_About this task:_ State the count of lines below in which the word "migrate" appears, and add nothing.

** Opening Dataset records block **

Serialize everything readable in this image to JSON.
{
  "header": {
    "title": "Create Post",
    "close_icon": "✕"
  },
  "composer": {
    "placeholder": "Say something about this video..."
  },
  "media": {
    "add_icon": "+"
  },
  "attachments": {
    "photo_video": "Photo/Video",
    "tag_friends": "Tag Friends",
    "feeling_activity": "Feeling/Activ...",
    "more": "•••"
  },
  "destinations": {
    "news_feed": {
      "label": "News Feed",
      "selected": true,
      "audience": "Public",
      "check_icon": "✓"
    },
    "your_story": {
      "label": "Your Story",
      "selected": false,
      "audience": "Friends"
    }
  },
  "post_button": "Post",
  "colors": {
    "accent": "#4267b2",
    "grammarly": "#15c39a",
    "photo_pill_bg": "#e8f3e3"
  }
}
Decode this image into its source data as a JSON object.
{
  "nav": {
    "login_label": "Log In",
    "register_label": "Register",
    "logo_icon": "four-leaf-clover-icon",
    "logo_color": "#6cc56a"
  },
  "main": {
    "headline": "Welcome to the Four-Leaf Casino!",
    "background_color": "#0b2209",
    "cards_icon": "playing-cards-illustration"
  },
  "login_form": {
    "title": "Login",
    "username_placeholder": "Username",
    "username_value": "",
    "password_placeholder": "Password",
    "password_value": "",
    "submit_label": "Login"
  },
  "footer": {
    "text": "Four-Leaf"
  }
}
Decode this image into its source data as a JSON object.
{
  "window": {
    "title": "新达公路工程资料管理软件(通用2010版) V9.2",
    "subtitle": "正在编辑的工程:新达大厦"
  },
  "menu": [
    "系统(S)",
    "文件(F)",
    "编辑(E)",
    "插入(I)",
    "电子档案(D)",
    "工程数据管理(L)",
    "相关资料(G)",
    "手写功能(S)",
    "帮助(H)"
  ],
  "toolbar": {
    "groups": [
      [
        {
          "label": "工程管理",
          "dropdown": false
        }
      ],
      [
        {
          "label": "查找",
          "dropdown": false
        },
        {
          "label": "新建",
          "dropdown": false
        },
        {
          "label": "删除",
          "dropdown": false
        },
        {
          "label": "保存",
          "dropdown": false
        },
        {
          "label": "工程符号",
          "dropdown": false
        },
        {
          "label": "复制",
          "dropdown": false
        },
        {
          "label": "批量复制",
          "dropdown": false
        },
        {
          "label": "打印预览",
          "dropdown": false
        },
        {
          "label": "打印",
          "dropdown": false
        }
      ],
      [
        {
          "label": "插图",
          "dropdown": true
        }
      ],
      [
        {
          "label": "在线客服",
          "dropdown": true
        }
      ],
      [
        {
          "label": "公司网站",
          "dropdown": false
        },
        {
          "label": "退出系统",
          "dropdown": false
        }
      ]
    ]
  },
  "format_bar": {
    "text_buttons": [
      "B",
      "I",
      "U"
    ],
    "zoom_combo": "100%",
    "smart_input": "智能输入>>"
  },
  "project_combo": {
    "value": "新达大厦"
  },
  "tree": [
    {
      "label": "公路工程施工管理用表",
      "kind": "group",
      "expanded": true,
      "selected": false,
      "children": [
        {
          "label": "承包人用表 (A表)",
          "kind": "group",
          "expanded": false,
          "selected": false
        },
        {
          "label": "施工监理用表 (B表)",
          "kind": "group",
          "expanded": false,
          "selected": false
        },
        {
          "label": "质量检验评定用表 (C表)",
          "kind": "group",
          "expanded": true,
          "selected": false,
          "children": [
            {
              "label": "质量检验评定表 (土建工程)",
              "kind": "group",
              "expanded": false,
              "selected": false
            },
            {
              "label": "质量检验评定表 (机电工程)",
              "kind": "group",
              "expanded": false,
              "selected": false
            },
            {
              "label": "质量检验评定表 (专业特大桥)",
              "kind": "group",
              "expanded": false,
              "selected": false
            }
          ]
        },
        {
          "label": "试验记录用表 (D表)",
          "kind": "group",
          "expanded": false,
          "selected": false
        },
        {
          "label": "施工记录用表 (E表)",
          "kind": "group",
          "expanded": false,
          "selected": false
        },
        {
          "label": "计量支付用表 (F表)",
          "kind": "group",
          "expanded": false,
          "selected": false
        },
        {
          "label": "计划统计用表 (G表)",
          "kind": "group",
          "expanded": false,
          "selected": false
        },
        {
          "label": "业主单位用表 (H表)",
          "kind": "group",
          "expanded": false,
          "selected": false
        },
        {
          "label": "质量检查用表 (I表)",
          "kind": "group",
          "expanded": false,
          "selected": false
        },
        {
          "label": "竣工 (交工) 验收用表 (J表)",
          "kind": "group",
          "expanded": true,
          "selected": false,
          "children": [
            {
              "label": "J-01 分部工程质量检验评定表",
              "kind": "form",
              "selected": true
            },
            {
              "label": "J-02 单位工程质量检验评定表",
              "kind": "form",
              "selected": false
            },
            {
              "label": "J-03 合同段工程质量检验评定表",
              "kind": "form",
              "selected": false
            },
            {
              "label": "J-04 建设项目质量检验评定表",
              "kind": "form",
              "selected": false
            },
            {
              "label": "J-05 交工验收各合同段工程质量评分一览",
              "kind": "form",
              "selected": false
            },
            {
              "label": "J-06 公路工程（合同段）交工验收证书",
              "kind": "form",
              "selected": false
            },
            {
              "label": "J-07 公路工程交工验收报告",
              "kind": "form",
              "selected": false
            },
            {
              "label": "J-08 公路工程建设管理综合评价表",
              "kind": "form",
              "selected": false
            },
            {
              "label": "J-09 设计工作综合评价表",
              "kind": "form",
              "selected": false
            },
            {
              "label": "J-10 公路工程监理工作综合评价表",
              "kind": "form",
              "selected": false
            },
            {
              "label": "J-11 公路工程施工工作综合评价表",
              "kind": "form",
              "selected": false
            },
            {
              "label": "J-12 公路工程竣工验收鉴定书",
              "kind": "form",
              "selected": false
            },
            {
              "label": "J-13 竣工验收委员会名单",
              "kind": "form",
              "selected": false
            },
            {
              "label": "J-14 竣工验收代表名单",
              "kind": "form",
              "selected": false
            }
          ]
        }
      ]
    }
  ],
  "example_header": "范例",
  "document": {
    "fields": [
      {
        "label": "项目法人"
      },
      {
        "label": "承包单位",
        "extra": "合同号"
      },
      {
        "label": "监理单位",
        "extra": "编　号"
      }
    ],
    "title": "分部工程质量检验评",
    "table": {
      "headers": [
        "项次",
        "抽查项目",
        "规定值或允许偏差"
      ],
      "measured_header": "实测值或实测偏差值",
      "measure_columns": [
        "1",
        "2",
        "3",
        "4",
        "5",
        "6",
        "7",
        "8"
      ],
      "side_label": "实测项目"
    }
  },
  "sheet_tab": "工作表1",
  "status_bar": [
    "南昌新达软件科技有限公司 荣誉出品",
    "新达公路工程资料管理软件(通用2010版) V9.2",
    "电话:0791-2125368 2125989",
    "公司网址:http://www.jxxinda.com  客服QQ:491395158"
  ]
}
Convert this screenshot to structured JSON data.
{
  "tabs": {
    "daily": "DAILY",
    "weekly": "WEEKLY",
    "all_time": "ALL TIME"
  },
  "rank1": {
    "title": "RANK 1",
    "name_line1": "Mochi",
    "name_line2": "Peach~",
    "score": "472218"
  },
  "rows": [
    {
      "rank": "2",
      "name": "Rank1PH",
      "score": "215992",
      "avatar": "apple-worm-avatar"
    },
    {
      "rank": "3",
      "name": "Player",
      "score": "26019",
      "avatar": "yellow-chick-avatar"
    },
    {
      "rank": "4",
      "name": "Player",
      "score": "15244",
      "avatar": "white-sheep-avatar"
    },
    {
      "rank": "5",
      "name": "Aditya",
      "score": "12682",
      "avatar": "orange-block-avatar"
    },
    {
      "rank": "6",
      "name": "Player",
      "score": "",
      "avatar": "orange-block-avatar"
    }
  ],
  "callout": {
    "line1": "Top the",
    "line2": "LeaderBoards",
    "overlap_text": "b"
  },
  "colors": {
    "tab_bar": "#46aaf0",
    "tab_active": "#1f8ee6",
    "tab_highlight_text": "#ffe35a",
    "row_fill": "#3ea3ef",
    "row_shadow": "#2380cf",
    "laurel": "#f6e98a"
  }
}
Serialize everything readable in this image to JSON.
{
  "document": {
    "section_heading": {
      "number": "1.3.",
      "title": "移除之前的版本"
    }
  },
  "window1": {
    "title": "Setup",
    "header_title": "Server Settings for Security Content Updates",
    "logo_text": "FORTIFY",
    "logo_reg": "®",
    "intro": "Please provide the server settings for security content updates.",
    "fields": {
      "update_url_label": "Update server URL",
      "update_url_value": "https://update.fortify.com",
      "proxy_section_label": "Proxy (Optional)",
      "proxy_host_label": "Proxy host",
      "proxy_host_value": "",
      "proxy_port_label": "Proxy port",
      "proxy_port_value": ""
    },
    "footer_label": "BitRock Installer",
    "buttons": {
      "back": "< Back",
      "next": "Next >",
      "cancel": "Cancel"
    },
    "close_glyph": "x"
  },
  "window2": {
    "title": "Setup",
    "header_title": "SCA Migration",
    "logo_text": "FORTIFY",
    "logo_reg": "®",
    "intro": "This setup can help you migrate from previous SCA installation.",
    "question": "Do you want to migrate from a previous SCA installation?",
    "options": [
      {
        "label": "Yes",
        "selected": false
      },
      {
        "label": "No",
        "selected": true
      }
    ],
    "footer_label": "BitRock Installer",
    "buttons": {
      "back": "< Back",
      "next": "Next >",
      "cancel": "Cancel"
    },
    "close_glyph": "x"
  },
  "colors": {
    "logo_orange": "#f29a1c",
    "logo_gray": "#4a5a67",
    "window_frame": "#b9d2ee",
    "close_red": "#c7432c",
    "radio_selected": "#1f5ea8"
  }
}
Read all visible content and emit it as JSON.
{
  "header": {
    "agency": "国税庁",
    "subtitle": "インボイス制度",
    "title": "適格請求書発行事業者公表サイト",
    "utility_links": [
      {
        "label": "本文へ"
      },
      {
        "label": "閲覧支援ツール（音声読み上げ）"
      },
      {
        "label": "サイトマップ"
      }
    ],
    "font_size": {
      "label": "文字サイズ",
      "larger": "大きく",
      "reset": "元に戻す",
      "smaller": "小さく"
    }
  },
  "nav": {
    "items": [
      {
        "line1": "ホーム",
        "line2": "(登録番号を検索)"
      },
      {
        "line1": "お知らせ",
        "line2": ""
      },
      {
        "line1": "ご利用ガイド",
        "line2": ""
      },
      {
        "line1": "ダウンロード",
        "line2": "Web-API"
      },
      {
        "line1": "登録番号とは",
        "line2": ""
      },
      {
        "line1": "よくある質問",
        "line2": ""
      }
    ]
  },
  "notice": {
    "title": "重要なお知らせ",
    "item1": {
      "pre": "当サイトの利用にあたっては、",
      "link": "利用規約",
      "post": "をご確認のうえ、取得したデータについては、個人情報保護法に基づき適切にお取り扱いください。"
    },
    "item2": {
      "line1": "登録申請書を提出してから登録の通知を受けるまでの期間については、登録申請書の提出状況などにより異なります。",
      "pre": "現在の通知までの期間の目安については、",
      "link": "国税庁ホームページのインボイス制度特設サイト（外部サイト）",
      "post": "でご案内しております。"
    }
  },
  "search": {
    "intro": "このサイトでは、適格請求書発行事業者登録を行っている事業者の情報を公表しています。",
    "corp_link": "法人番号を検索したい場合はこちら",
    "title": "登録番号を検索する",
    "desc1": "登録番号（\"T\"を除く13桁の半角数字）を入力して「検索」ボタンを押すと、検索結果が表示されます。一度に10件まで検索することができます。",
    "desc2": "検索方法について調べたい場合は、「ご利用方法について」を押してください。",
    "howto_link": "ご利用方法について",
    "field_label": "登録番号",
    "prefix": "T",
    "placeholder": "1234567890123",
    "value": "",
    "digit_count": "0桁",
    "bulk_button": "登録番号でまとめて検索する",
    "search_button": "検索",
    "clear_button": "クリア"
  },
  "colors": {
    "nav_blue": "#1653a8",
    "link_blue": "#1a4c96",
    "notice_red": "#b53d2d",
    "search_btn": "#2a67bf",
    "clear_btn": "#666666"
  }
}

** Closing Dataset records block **

_Solution for this exercise:_ 2